DIRECTIONS ▸
Please report, as a single number, how many lines in the entries include the string "JSON".

SOURCE MATERIAL ▸

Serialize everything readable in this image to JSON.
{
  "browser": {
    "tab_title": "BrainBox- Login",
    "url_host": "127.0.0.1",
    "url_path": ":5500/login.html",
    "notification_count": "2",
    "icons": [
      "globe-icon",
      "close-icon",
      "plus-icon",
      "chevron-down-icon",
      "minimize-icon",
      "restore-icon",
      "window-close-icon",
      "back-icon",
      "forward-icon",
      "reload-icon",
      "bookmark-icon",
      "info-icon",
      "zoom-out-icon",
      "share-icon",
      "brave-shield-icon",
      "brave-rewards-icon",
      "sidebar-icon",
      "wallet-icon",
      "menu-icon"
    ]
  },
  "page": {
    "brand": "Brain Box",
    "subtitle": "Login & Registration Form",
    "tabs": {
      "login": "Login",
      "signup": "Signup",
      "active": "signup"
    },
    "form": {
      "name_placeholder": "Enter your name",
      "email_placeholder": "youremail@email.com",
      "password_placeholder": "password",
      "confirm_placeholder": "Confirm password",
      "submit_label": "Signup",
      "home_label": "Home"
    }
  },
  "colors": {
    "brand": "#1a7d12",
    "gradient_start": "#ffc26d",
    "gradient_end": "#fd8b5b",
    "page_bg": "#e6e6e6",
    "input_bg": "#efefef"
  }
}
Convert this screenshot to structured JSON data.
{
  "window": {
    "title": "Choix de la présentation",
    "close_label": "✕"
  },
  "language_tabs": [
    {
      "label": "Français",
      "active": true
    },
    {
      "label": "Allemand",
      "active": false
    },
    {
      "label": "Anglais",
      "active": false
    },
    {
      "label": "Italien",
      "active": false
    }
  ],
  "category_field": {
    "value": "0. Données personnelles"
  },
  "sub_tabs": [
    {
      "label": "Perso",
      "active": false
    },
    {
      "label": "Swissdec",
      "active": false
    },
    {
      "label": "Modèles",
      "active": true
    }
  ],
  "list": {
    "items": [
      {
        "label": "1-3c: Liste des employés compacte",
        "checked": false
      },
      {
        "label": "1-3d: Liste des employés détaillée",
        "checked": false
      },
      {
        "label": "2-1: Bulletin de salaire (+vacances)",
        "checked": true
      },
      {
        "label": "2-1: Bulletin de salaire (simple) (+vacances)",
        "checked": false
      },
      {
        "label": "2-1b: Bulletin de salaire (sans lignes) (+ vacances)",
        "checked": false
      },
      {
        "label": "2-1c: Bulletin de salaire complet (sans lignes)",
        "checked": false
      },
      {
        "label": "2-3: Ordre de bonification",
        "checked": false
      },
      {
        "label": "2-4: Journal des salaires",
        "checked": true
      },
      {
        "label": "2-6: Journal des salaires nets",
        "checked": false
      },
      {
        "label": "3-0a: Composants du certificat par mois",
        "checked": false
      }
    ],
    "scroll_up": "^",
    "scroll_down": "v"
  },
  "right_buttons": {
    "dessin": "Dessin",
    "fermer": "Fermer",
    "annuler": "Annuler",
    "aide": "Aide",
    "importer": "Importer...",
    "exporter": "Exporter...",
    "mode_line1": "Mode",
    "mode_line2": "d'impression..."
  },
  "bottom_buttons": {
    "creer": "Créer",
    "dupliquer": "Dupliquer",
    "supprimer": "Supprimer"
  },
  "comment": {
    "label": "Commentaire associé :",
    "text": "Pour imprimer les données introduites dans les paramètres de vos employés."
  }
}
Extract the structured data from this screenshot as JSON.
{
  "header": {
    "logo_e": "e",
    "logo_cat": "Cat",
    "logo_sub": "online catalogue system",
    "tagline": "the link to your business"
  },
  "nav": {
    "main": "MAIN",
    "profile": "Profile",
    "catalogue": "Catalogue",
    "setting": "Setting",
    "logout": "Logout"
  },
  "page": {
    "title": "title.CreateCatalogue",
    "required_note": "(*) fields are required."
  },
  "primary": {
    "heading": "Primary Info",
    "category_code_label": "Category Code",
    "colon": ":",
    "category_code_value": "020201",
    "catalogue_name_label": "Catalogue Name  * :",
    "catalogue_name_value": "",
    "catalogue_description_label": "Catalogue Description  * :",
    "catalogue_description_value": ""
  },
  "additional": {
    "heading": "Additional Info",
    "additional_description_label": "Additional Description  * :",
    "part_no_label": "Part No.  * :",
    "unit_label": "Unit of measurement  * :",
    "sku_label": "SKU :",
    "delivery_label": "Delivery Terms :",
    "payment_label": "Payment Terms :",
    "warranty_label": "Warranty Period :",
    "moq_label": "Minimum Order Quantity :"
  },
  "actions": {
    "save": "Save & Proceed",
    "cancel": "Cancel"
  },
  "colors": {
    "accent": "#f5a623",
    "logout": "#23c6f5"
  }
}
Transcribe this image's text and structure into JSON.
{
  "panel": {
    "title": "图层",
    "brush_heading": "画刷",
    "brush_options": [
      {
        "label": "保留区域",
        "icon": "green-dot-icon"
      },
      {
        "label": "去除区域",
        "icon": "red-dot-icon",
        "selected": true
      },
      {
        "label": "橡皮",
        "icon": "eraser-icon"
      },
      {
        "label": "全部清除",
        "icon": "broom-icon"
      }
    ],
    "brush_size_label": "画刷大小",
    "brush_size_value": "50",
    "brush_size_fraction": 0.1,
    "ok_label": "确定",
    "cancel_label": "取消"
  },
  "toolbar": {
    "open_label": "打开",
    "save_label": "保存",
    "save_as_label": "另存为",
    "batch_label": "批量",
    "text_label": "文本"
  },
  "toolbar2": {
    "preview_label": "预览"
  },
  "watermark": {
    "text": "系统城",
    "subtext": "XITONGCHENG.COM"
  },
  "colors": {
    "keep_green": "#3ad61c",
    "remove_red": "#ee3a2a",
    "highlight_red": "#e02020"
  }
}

RESULT FOR THIS EXERCISE ▸
4